A San Diego traffic court has thrown out a citation against a woman ticketed for driving while wearing a Google Glass device. If you haven’t heard about these; they’re essentially an eyeglass-like frame with a thumbnail-size transparent display above the right eye, which responds to voice commands. It can be used to check email, learn background about something the wearer is looking at and get driving directions, etc. Sounds pretty distracting right?
The San Diego traffic court commissioner ruled the driver was not guilty because she had been cited under a code requiring proof beyond a reasonable doubt the device was in operation. No such proof was provided in this case. The commissioner did note that the California code specifically bars the operation of a video or TV screen while the vehicle is moving, which might have been broad enough to apply to the Google Glass.

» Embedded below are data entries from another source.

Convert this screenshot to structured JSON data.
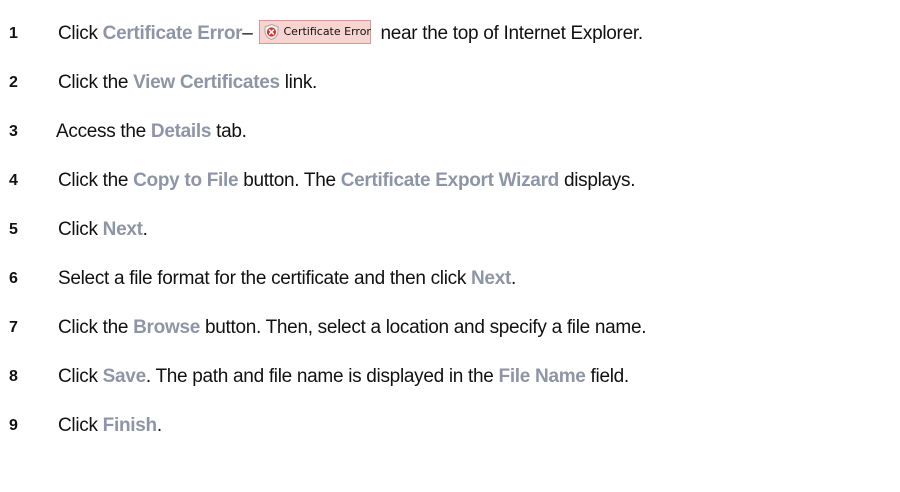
{
  "steps": [
    {
      "num": "1",
      "parts": {
        "a": "Click ",
        "b": "Certificate Error",
        "c": "–",
        "badge": "Certificate Error",
        "d": "near the top of Internet Explorer."
      }
    },
    {
      "num": "2",
      "parts": {
        "a": "Click the ",
        "b": "View Certificates",
        "c": " link."
      }
    },
    {
      "num": "3",
      "parts": {
        "a": "Access the ",
        "b": "Details",
        "c": " tab."
      }
    },
    {
      "num": "4",
      "parts": {
        "a": "Click the ",
        "b": "Copy to File",
        "c": " button. The ",
        "d": "Certificate Export Wizard",
        "e": " displays."
      }
    },
    {
      "num": "5",
      "parts": {
        "a": "Click ",
        "b": "Next",
        "c": "."
      }
    },
    {
      "num": "6",
      "parts": {
        "a": "Select a file format for the certificate and then click ",
        "b": "Next",
        "c": "."
      }
    },
    {
      "num": "7",
      "parts": {
        "a": "Click the ",
        "b": "Browse",
        "c": " button. Then, select a location and specify a file name."
      }
    },
    {
      "num": "8",
      "parts": {
        "a": "Click ",
        "b": "Save",
        "c": ". The path and file name is displayed in the ",
        "d": "File Name",
        "e": " field."
      }
    },
    {
      "num": "9",
      "parts": {
        "a": "Click ",
        "b": "Finish",
        "c": "."
      }
    }
  ],
  "colors": {
    "highlight": "#8e95a6",
    "text": "#111111",
    "badge_bg": "#f7d4d0",
    "badge_border": "#d49a93",
    "error_icon": "#d9342b"
  },
  "icons": {
    "badge_icon": "shield-error-icon"
  }
}
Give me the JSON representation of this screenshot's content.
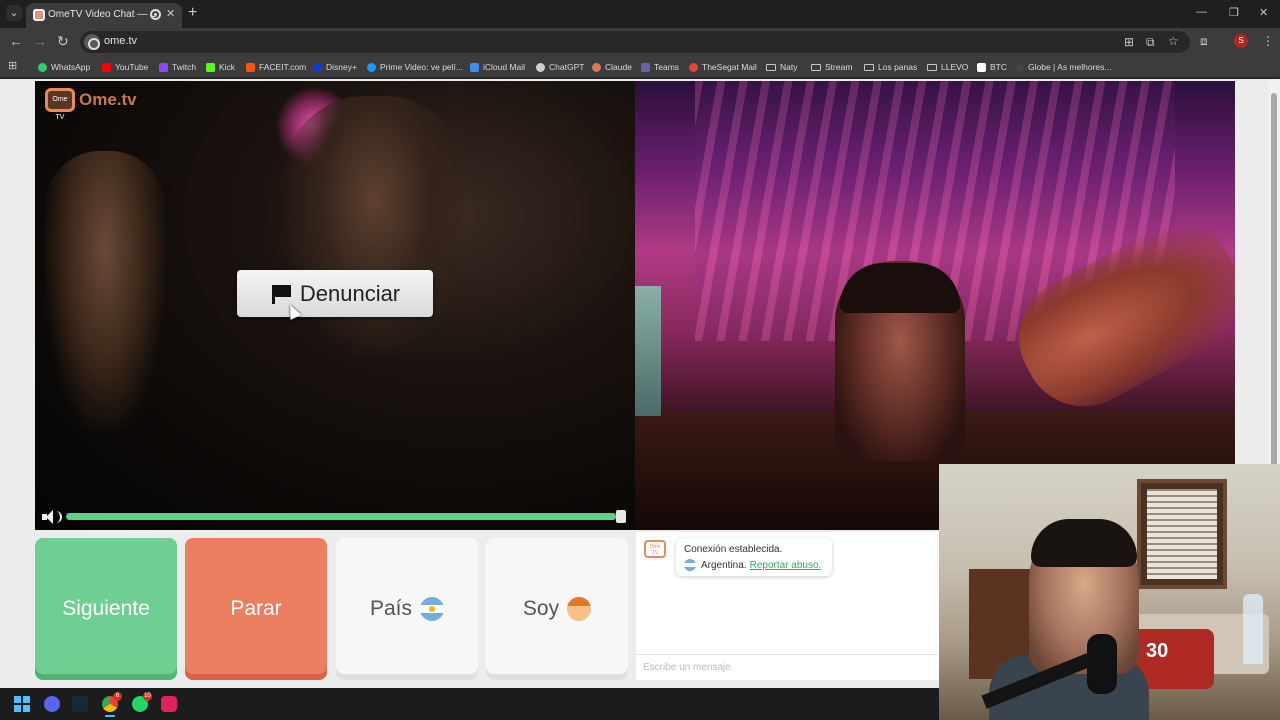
{
  "browser": {
    "tab_title": "OmeTV Video Chat — Omegle",
    "url": "ome.tv",
    "profile_initial": "S",
    "bookmarks": [
      {
        "label": "WhatsApp",
        "color": "#25d366"
      },
      {
        "label": "YouTube",
        "color": "#ff0000"
      },
      {
        "label": "Twitch",
        "color": "#9146ff"
      },
      {
        "label": "Kick",
        "color": "#53fc18"
      },
      {
        "label": "FACEIT.com",
        "color": "#ff5500"
      },
      {
        "label": "Disney+",
        "color": "#113ccf"
      },
      {
        "label": "Prime Video: ve pelí...",
        "color": "#1a98ff"
      },
      {
        "label": "iCloud Mail",
        "color": "#3a8ef6"
      },
      {
        "label": "ChatGPT",
        "color": "#cfcfcf"
      },
      {
        "label": "Claude",
        "color": "#d97757"
      },
      {
        "label": "Teams",
        "color": "#6264a7"
      },
      {
        "label": "TheSegat Mail",
        "color": "#ea4335"
      }
    ],
    "bookmark_folders": [
      "Naty",
      "Stream",
      "Los panas",
      "LLEVO"
    ],
    "bookmarks_tail": [
      {
        "label": "BTC",
        "color": "#ffffff"
      },
      {
        "label": "Globe | As melhores...",
        "color": "#444444"
      }
    ]
  },
  "video": {
    "report_label": "Denunciar",
    "logo_text": "Ome.tv",
    "logo_badge": "Ome TV",
    "volume_level": 0.99
  },
  "controls": {
    "next_label": "Siguiente",
    "stop_label": "Parar",
    "country_label": "País",
    "iam_label": "Soy"
  },
  "chat": {
    "logo_badge": "Ome TV",
    "status": "Conexión establecida.",
    "country": "Argentina.",
    "report_link": "Reportar abuso.",
    "input_placeholder": "Escribe un mensaje"
  },
  "overlay": {
    "shirt_number": "30"
  },
  "taskbar": {
    "chrome_badge": "6",
    "whatsapp_badge": "10"
  }
}
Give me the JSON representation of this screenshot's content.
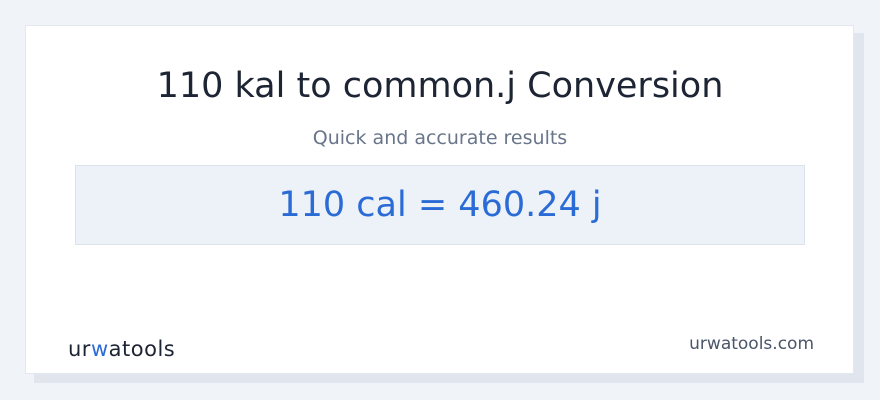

What’s the law in Nova Scotia?
We all know you can’t use a cell-phone while driving, so where does a device like Google Glass fit in? The Motor Vehicle Act states that drivers cannot have ornaments, decorations, screens, or other things located in the car so that they obstruct the vision or distract the attention of the driver. It also states that you can’t drive a car with a screen, or other means of visually receiving a television broadcast, visible to the driver while he is operating the vehicle.
Coupled with the duty to drive “in a careful and prudent manner”, one could see how a device like Google Glasses could “distract the attention of the driver”. Most provinces in Canada have similar distracted driving legislation banning screens which are visible to the driver, with exceptions for GPS devices (although programming it while driving is banned).
Unlike in California, the law in Nova Scotia does not require proof the device was in operation. It is likely that if you’re wearing a Google Glass or similar device, or like the man in Alberta who was caught earlier in the month watching TV on his laptop while driving at night on an icy road, you could be ticketed for distracted driving.
This is an interesting story to keep an eye on, especially in light of a recent announcement by Google that they have invented contact lenses which can monitor glucose levels. Three US states – Delaware, New Jersey, and West Virginia – have already introduced bills to ban driving with Google Glasses.